Some vegetable crops on the northern Adelaide plains remain under water more than a week after the Gawler River burst its banks.
About 1,000 growers were affected by flooding as wild weather swept across South Australia.
The market gardens on Adelaide’s northern outskirts account for about one-third of SA horticultural production.
Flood recovery coordinator Alex Zimmerman said the extent of damage was still being assessed, and growers were likely to have access to various grants to support their recovery efforts.
He said the first hurdle was to ensure the area dried out.
“Because the ground is fully saturated, we’re relying on evaporation to rid those blocks of the water,” he said.
“We’re assisting that process through allocating some pumps in critical areas.”
Mr Zimmerman said growers would be heavily reliant on financial support to get back into production.
“In the early stages of the recovery process there are the immediate grants for the flooding event,” he said.
“We are looking at clean-up grants an also other clean-up strategies whereby we’ll bring in volunteers.”
One of the affected farmers, Thanh Hung Truong, lost his crop valued at more than $100,000 as 60 greenhouses at Virginia were flooded.
“You see, all the cucumber die, you see this water like that, you can’t go inside [in] dirty water like that,” he said.

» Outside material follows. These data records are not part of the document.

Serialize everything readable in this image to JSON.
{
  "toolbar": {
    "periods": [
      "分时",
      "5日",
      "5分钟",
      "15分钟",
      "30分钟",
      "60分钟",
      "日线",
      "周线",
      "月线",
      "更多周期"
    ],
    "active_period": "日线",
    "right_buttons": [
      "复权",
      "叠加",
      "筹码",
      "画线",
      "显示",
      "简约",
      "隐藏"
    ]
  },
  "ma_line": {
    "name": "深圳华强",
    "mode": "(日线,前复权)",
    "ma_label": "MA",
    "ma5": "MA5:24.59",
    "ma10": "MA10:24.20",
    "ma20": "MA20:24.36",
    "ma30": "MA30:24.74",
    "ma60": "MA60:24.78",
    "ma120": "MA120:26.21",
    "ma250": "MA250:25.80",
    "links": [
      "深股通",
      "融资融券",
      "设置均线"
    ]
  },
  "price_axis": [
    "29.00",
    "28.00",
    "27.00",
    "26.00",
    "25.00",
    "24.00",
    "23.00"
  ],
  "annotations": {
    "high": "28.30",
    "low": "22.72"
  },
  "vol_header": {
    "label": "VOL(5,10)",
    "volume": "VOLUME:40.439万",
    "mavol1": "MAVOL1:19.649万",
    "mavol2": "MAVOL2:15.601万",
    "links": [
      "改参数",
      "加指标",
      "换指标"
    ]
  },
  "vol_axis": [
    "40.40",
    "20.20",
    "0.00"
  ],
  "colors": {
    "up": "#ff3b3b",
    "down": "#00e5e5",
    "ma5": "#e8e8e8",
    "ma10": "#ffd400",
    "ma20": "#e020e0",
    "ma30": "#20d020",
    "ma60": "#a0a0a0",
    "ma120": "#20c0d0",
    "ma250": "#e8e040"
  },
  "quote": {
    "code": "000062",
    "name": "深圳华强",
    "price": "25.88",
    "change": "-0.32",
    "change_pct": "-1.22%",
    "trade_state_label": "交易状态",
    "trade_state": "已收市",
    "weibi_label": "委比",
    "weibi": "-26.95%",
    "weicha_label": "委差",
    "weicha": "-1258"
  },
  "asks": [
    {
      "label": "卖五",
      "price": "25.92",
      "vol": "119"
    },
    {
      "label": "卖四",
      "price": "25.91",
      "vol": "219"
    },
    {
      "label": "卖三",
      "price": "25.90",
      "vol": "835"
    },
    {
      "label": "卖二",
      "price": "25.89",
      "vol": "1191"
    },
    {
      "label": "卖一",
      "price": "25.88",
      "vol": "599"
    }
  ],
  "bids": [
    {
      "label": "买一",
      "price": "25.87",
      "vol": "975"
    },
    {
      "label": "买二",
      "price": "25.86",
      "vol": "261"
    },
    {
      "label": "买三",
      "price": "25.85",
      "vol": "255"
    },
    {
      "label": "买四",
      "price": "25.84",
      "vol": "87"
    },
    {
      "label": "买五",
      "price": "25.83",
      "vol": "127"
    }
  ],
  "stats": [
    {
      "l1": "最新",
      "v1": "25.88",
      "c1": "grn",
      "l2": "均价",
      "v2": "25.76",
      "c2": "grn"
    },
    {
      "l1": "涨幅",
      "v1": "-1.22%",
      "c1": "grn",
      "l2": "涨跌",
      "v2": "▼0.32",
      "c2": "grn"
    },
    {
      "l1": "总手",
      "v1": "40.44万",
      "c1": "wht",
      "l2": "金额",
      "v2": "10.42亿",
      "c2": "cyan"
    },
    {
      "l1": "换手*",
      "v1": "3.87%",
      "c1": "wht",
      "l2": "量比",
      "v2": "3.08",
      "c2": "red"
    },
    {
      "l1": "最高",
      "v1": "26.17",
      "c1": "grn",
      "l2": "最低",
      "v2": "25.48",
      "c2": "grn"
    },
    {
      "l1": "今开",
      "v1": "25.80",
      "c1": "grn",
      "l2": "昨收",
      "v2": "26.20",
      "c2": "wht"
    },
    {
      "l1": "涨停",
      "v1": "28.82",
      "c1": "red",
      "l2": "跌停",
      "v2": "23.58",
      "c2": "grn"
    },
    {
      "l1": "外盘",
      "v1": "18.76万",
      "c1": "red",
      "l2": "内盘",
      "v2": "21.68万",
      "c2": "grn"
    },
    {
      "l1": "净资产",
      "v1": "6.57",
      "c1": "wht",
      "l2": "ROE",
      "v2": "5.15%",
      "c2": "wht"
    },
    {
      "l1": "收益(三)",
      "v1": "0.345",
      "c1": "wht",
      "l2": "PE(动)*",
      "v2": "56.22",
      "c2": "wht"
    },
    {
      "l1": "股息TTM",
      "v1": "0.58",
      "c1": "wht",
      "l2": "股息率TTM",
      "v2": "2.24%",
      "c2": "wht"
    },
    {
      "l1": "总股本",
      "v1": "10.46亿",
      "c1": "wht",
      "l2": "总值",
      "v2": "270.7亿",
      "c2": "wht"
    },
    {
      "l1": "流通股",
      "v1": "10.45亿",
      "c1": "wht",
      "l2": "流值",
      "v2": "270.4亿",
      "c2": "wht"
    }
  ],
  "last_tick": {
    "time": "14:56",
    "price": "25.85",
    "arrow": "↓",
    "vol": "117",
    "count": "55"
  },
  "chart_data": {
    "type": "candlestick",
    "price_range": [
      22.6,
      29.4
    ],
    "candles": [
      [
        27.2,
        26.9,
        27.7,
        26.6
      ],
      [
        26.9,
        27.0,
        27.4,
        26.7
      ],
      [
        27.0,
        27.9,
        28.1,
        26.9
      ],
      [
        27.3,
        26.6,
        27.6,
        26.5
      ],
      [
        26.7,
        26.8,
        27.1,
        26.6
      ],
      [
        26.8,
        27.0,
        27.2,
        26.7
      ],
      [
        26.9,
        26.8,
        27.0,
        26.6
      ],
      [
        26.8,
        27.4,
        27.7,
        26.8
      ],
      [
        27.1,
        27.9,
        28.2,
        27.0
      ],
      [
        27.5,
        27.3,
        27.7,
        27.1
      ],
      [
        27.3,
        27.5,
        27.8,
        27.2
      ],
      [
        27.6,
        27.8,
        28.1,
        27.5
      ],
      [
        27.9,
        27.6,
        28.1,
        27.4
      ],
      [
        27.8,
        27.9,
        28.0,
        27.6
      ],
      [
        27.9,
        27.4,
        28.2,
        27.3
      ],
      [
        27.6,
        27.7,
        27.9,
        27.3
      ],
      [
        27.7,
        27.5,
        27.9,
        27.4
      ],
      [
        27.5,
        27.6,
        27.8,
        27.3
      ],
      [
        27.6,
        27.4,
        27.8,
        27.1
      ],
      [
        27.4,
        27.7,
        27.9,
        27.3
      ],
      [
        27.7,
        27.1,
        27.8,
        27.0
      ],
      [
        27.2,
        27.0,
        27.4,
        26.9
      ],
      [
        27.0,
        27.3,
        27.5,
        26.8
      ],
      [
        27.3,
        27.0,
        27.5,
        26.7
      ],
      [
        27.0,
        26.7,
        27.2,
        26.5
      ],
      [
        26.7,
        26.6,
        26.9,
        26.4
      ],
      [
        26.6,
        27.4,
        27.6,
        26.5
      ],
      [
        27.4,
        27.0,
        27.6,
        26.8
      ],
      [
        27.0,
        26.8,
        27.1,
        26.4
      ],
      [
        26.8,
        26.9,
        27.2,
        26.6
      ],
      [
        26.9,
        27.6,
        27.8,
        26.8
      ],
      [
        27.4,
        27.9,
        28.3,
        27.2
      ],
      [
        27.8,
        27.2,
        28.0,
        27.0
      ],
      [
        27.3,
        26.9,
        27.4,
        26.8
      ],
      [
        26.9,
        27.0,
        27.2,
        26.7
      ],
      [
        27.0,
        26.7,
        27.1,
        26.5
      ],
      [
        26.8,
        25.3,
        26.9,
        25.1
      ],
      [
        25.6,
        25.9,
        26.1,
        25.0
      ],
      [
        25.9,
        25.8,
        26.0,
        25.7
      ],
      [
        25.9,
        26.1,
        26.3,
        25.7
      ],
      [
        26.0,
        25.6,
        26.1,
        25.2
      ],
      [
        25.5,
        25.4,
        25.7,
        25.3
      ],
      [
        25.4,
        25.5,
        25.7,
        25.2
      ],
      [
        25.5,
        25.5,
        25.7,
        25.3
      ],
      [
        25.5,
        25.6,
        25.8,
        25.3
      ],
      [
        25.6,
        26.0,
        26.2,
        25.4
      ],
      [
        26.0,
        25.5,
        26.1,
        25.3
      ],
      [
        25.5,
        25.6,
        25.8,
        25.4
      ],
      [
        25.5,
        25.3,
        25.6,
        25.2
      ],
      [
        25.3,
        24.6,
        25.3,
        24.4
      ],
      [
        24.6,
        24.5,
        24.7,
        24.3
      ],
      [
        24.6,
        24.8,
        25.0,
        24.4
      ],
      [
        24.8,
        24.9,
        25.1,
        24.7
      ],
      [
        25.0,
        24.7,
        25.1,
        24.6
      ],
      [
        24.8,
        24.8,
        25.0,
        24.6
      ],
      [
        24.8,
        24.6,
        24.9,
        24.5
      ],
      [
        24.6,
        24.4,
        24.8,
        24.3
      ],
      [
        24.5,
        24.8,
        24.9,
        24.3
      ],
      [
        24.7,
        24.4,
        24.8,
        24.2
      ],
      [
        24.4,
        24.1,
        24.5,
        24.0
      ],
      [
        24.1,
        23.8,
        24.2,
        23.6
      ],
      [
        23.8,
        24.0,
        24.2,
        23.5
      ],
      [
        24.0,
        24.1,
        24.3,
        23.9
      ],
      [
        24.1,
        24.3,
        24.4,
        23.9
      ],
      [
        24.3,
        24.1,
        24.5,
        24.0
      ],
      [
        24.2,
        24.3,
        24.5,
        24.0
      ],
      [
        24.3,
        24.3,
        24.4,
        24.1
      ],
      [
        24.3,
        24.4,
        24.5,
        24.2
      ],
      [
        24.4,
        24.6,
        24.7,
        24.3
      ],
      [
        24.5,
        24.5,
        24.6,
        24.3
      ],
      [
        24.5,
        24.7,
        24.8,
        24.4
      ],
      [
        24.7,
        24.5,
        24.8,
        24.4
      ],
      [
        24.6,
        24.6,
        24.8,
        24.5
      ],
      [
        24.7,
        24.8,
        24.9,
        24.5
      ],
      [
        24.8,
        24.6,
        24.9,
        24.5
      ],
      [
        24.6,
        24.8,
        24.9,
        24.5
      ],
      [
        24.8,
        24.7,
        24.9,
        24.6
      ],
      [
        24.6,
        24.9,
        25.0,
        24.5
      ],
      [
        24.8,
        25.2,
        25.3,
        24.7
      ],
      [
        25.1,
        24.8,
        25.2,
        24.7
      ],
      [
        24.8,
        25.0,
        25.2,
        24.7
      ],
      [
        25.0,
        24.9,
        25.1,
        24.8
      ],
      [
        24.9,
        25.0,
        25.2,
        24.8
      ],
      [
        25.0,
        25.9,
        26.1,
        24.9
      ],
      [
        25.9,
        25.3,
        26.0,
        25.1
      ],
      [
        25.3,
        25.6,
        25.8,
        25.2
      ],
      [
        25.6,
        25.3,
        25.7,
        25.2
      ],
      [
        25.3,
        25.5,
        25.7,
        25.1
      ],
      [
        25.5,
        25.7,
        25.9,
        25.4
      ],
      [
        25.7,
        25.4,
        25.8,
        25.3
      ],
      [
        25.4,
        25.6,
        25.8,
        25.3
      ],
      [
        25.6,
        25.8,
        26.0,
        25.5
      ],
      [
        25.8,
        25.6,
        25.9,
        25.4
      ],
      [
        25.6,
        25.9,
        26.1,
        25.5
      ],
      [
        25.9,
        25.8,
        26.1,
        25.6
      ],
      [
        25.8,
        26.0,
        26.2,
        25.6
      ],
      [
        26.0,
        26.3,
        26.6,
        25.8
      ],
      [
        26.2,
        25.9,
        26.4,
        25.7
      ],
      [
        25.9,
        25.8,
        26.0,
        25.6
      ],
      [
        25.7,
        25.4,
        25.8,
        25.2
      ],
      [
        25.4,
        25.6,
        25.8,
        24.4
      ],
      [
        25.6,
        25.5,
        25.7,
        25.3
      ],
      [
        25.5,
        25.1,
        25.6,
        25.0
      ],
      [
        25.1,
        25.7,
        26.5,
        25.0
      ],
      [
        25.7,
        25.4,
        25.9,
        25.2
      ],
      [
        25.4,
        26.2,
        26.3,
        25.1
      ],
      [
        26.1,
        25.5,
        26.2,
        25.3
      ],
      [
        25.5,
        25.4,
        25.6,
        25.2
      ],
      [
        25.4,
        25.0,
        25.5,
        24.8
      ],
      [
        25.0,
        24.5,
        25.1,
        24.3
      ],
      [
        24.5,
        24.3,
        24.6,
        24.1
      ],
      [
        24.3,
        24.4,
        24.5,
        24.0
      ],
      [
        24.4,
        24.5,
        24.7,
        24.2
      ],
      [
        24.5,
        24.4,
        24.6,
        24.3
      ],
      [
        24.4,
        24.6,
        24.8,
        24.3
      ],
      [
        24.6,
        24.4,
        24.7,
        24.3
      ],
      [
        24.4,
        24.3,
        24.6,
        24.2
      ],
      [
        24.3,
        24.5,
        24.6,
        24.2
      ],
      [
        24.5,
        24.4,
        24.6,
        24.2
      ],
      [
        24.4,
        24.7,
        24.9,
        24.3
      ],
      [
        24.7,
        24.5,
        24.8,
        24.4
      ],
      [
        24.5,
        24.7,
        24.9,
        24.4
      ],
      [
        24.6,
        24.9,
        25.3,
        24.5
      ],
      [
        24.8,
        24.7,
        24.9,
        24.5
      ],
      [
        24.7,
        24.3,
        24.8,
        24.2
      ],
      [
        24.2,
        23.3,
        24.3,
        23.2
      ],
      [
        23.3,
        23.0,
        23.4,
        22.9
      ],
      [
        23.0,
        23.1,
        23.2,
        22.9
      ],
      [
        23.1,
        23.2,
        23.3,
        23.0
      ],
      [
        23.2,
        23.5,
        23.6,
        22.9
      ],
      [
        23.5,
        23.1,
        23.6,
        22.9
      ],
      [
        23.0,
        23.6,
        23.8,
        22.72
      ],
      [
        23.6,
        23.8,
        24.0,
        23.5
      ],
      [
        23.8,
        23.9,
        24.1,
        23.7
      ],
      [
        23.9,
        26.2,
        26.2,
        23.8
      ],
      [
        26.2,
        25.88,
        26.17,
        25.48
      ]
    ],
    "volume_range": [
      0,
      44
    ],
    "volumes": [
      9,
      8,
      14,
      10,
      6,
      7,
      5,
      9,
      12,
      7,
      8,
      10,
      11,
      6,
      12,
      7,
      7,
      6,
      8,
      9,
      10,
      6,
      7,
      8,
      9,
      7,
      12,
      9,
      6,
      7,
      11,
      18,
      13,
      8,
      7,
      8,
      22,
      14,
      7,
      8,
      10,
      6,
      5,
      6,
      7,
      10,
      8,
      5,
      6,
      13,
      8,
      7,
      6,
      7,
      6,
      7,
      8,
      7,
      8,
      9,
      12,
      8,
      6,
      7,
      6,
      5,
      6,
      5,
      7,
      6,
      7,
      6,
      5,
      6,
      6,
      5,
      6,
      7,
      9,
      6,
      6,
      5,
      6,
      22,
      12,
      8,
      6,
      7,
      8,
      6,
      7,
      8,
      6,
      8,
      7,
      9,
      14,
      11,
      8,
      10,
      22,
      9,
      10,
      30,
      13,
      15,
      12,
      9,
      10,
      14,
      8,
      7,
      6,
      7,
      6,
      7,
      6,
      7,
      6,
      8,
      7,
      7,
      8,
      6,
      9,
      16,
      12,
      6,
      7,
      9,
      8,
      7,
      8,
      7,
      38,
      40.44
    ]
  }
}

Many farmers, including a large Vietnamese community, registered for emergency financial assistance.
Some said that after their massive clean-up, they were expecting big challenges because of lost topsoil and the risk of disease to future crops.